On December 1, 2021 the Department of Justice (DOJ) reached a settlement agreement with Hy-Vee, Inc., an employee-owned chain of almost 250 supermarkets located in the mid-west United States. We review the actions items and timelines.
The DOJ initiated its investigation after determining that Hy-Vee's Vaccine Registration Portal was not accessible to persons who use assistive technology like screen readers and those who have difficulty navigating online content with a mouse.
Specifically, the DOJ enumerated the barriers users of assistive technology would encounter when accessing the website, including:
- images, buttons, and form fields that were unlabeled or had inaccurate alternative text or labels, and
- pop-up windows, error messages, and drop-down menus that were not reported to screen readers
The DOJ alleged that due to the barriers encountered by users of assistive technology, some customers were unable to fully access Hy-Vee's online Vaccine Registration Portal.
Hy-Vee denies it has violated the Americans with Disabilities Act (ADA).
Hy-Vee action items
In its agreement with the DOJ, Hy-Vee has agreed to 6 action items related to web accessibility, including:
- Vaccine Registration Portal Accessibility Conformance. Within 10 days of the Effective Date of the agreement, Hy-Vee will remediate accessibility barriers that prevent a person with a disability from accessing "substantive" information. Any content that leads to Hy-Vee's Vaccine Portal Registration site must meet WCAG 2.1 guidelines within 90 days.
- Website Accessibility Notice and Feedback. Within 10 days of the Effective Date of the agreement, Hy-Vee will provide an accessibility notice that includes alternative ways to contact the organization and access content. The notice is required to include a telephone number that instructs customers to contact the organization if barriers are identified at a number that is staffed 24 hours a day with representatives that are trained to make vaccine appointments.

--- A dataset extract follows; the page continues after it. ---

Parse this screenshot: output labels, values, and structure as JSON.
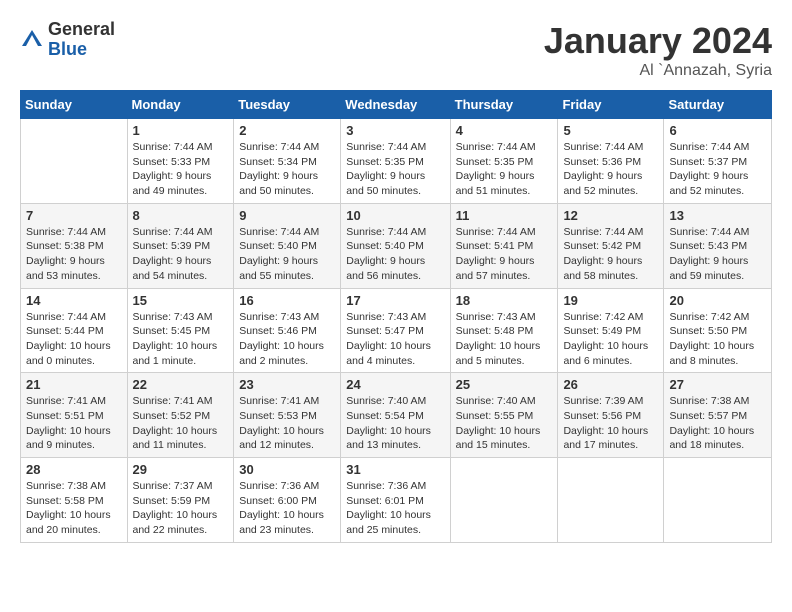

- Automated Website Accessibility Testing. By the date of the agreement, Hy-Vee is required to obtain an automated testing tool and report the results of ongoing tests to the DOJ each month for the life of the agreement.
- Website Accessibility Consultant and Evaluation. Within 5 days of the Effective Date of the agreement Hy-Vee is required to retain an independent consultant (approved by the DOJ) to advise Hy-Vee on how to conform to WCAG 2.1 and stay compliant, and verify that content conforms to WCAG 2.1 by the agreed-upon timeline.
- User Accessibility Testing. Hy-Vee is required to user test Vaccine Content on a monthly basis by at least one user of assistive technology (specifically screen readers) and one person with a disability who cannot use a mouse.
- Website Accessibility Training. Within 40 days of the Effective Date of the agreement, and at least once annually, Hy-Vee is required to provide training to all staff who design, develop, maintain, manage, or have responsibility for the content and format of Vaccine Content.
Gone are the days in which organizations are given 12, 24, 36, 48, and 60 month timelines to meet conformance thresholds.
What is most striking is the quick turnaround the DOJ now requires. Of course, the settlement itself is largely about one type of technology and functionality (the Vaccine Portal Registration), but given the requirements of this agreement, it appears the DOJ is communicating it has a much more granular understanding of accessibility initiatives and the true cost, resource requirements, and turnaround associated with implementation.
Title II and III covered entities should take account of the DOJ's expectations in this agreement and adjust accordingly.
Lastly, although it is not unusual for the DOJ to require organizations to go beyond automated testing, executive leadership should note the requirement that Hy-Vee engages users with disabilities and create a checks-and-balance system that mandates the use of an independent consultant.
Creating a checks-and-balance system ensures designers and developers have the resources needed to accurately modify content and identify barriers without internal and external influences created by the complexity of organizational politics.
Accessibility professionals looking to implement accessibility initiatives should identify ways to overcome organizational resistance to accessibility by proactively engaging customers with disabilities and building executive-level support − this can be done using maturity models, leveraging external mandates, or making the business case for accessibility.
The DOJ is sending a clear message that accessibility is no longer a white paper with quick tips. WCAG 2.1 may not yet be the law of the land, but organizations that fail to provide accessible technology or clearly communicate a standard that ensures technology is accessible will almost certainly be required to adopt it at some point.
Although the path to accessibility remains flexible at this point, the destination is clear.